So I hit up and the other models were a little bit more than I wanted to spend. Still, after much reflection, I decided I'd just go with the 55" at that price ($2200). Anyone who knows me will be able to describe the AGONIZING process I go through before purchasing anything. However, about a week and a half ago, I was about 90% sure that I was just going to say "screw it" and buy the TV.

Luckily for me this time (and in stark contrast to my purchase of airline tickets) the price actually dropped in the 3 days I was siting there thinking about it. As a result, the 60" that had been far too expensive before was now available for a mere $2180. The amount that I'd mentally prepared myself for paying for the 55".

While this price drop did help cement my intention of buying it wasn't enough to get me to pull the trigger immediately. Instead, I was going to wait until my rapidly approaching next credit card statement so as to minimize the chance I'd have to take money out of my savings account to pay for it (the hassle of setting up the internet-only savings account is a post all on its own that I will get to someday).

Still, another day or two of reflection later, I realized that this pricing may simply be pre-Super Bowl pricing and that waiting another week for the end of my statement period could result in the price actually increasing back to its historical level. I knew if that situation arose, my spendthrift nature would prohibit me from purchasing the TV at the increased price and I'd have to just sit around for X months waiting for it to drop again. All the while unable to enjoy it's 1080p goodness.

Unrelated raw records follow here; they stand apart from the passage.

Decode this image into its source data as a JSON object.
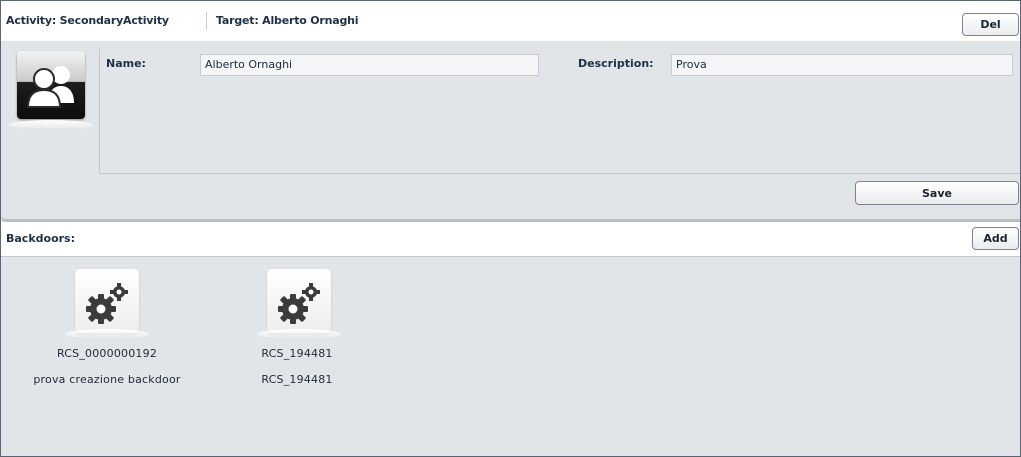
{
  "breadcrumb": {
    "activity": "Activity: SecondaryActivity",
    "target": "Target: Alberto Ornaghi"
  },
  "toolbar": {
    "del_label": "Del"
  },
  "details": {
    "avatar_icon": "user-group-icon",
    "name_label": "Name:",
    "name_value": "Alberto Ornaghi",
    "description_label": "Description:",
    "description_value": "Prova",
    "save_label": "Save"
  },
  "backdoors": {
    "title": "Backdoors:",
    "add_label": "Add",
    "items": [
      {
        "icon": "gears-icon",
        "name": "RCS_0000000192",
        "description": "prova creazione backdoor"
      },
      {
        "icon": "gears-icon",
        "name": "RCS_194481",
        "description": "RCS_194481"
      }
    ]
  }
}
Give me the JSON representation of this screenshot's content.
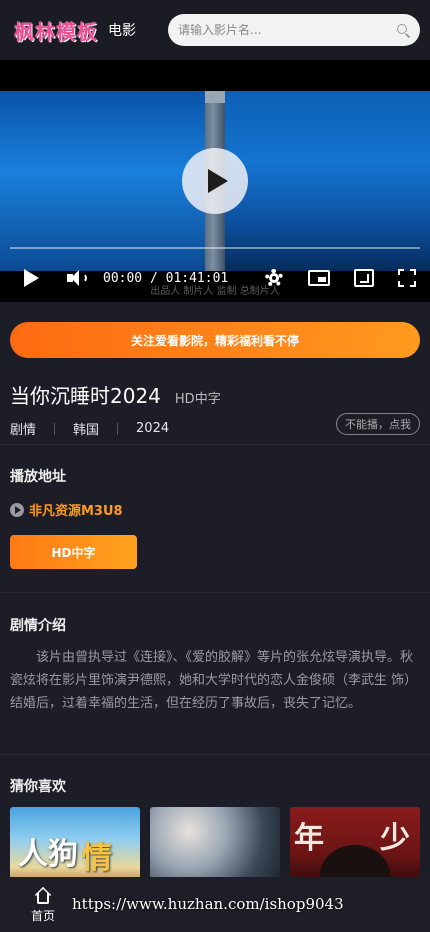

So Wednesday of last week I pulled the trigger and placed the order at (using my card--3% back in store credit!) and it's now slowly winding its way here via some strange freight service.

Supposedly, by the end of the week the monolith will have arrived. And on that joyous day there will hopefully be some posting of impressions and info about the TV and much marveling at its crystal clear image and dazzling array of video inputs.

For me, the usual compulsive shipment tracking has returned and I feel the need to check its status regularly. I'm sure when I receive the call to schedule its delivery I will be crying and will probably repeatedly hug the delivery guys when they drop it off.

All that aside, I checked today and the price of the set had increased $120 to $2300 making me feel decidedly better about the choice to drop the money when I did.

Friday, February 02, 2007

Deerhoof'n it up

They bring it every time. Like them or love them but meh is not a plausible response!

1/30/07 @ GAMH in San Francisco, CA

Thursday, February 01, 2007

Aqua Teens threaten the nation?

I got this story e-mailed to me three times today. It is clearly on my readers' minds and I want to take a second and address the issue. As anyone who has ever seen ATHF knows, Boston police were completely correct to realize that Ignignokt and Err are grave threats to humanity.

Everything they do should get them arrested. And here they are flagrantly demonstrating profanity in public places with batteries and wires attached to them. Batteries and wires can easily become a bomb! It's true, I saw it on MacGyver and I think the A-Team did it too. Hopefully, I won't have to testify as one of the few confirmed witnesses to seeing these aliens (illegal, I'm certain!) out in public.

As a pre-emptive PSA I want to make you all aware of this other thing that could otherwise be abused to make unwitting people and security officers think there was a bomb when that is not at all the case.

UPDATE: Winners and still champions.